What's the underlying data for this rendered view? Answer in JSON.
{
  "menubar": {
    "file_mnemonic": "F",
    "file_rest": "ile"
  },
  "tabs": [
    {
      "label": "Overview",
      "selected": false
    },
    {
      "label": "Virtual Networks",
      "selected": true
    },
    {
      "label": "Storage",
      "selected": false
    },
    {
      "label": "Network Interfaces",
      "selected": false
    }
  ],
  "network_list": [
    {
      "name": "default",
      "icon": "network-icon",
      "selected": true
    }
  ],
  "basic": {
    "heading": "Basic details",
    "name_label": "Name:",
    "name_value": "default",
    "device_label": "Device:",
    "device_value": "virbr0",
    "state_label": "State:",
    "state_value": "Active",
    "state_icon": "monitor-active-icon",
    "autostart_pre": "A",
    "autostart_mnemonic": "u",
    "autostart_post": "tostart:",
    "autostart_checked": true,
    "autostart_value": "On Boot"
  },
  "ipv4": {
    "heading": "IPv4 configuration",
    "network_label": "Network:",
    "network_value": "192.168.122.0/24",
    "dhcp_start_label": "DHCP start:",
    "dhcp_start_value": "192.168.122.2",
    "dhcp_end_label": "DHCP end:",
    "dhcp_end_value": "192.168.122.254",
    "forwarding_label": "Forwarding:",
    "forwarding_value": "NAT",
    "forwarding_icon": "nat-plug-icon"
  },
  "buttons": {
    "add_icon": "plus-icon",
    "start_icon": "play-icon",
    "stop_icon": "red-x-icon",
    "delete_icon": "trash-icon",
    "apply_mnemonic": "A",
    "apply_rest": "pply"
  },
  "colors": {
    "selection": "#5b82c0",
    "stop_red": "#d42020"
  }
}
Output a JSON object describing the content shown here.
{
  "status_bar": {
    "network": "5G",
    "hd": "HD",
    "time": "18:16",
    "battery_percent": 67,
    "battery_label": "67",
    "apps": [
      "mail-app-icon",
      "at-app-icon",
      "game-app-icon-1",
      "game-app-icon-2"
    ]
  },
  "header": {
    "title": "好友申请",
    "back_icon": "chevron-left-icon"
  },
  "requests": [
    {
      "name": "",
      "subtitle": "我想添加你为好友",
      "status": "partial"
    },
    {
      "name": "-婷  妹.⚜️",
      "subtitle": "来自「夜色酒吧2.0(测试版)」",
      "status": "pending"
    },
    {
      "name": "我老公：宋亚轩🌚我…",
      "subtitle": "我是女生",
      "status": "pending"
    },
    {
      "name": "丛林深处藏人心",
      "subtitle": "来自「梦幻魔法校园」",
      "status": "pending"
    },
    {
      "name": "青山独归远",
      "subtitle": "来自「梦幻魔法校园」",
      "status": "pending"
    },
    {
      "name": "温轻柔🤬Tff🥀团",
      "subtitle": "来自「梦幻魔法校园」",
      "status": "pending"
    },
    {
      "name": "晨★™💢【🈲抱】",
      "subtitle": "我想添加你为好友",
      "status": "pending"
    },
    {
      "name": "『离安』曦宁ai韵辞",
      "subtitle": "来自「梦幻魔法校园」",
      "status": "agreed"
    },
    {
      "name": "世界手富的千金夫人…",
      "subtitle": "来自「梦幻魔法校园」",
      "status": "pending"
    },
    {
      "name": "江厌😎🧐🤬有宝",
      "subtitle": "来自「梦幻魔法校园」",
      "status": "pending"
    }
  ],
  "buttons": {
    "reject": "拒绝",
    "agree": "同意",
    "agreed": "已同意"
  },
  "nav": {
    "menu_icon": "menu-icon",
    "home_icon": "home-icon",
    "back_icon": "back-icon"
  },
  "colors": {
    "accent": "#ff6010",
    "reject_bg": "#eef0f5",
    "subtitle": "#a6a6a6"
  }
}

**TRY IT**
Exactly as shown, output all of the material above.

**EXERCISE RESULT**
What's the underlying data for this rendered view? Answer in JSON.
{
  "menubar": {
    "file_mnemonic": "F",
    "file_rest": "ile"
  },
  "tabs": [
    {
      "label": "Overview",
      "selected": false
    },
    {
      "label": "Virtual Networks",
      "selected": true
    },
    {
      "label": "Storage",
      "selected": false
    },
    {
      "label": "Network Interfaces",
      "selected": false
    }
  ],
  "network_list": [
    {
      "name": "default",
      "icon": "network-icon",
      "selected": true
    }
  ],
  "basic": {
    "heading": "Basic details",
    "name_label": "Name:",
    "name_value": "default",
    "device_label": "Device:",
    "device_value": "virbr0",
    "state_label": "State:",
    "state_value": "Active",
    "state_icon": "monitor-active-icon",
    "autostart_pre": "A",
    "autostart_mnemonic": "u",
    "autostart_post": "tostart:",
    "autostart_checked": true,
    "autostart_value": "On Boot"
  },
  "ipv4": {
    "heading": "IPv4 configuration",
    "network_label": "Network:",
    "network_value": "192.168.122.0/24",
    "dhcp_start_label": "DHCP start:",
    "dhcp_start_value": "192.168.122.2",
    "dhcp_end_label": "DHCP end:",
    "dhcp_end_value": "192.168.122.254",
    "forwarding_label": "Forwarding:",
    "forwarding_value": "NAT",
    "forwarding_icon": "nat-plug-icon"
  },
  "buttons": {
    "add_icon": "plus-icon",
    "start_icon": "play-icon",
    "stop_icon": "red-x-icon",
    "delete_icon": "trash-icon",
    "apply_mnemonic": "A",
    "apply_rest": "pply"
  },
  "colors": {
    "selection": "#5b82c0",
    "stop_red": "#d42020"
  }
}
Output a JSON object describing the content shown here.
{
  "status_bar": {
    "network": "5G",
    "hd": "HD",
    "time": "18:16",
    "battery_percent": 67,
    "battery_label": "67",
    "apps": [
      "mail-app-icon",
      "at-app-icon",
      "game-app-icon-1",
      "game-app-icon-2"
    ]
  },
  "header": {
    "title": "好友申请",
    "back_icon": "chevron-left-icon"
  },
  "requests": [
    {
      "name": "",
      "subtitle": "我想添加你为好友",
      "status": "partial"
    },
    {
      "name": "-婷  妹.⚜️",
      "subtitle": "来自「夜色酒吧2.0(测试版)」",
      "status": "pending"
    },
    {
      "name": "我老公：宋亚轩🌚我…",
      "subtitle": "我是女生",
      "status": "pending"
    },
    {
      "name": "丛林深处藏人心",
      "subtitle": "来自「梦幻魔法校园」",
      "status": "pending"
    },
    {
      "name": "青山独归远",
      "subtitle": "来自「梦幻魔法校园」",
      "status": "pending"
    },
    {
      "name": "温轻柔🤬Tff🥀团",
      "subtitle": "来自「梦幻魔法校园」",
      "status": "pending"
    },
    {
      "name": "晨★™💢【🈲抱】",
      "subtitle": "我想添加你为好友",
      "status": "pending"
    },
    {
      "name": "『离安』曦宁ai韵辞",
      "subtitle": "来自「梦幻魔法校园」",
      "status": "agreed"
    },
    {
      "name": "世界手富的千金夫人…",
      "subtitle": "来自「梦幻魔法校园」",
      "status": "pending"
    },
    {
      "name": "江厌😎🧐🤬有宝",
      "subtitle": "来自「梦幻魔法校园」",
      "status": "pending"
    }
  ],
  "buttons": {
    "reject": "拒绝",
    "agree": "同意",
    "agreed": "已同意"
  },
  "nav": {
    "menu_icon": "menu-icon",
    "home_icon": "home-icon",
    "back_icon": "back-icon"
  },
  "colors": {
    "accent": "#ff6010",
    "reject_bg": "#eef0f5",
    "subtitle": "#a6a6a6"
  }
}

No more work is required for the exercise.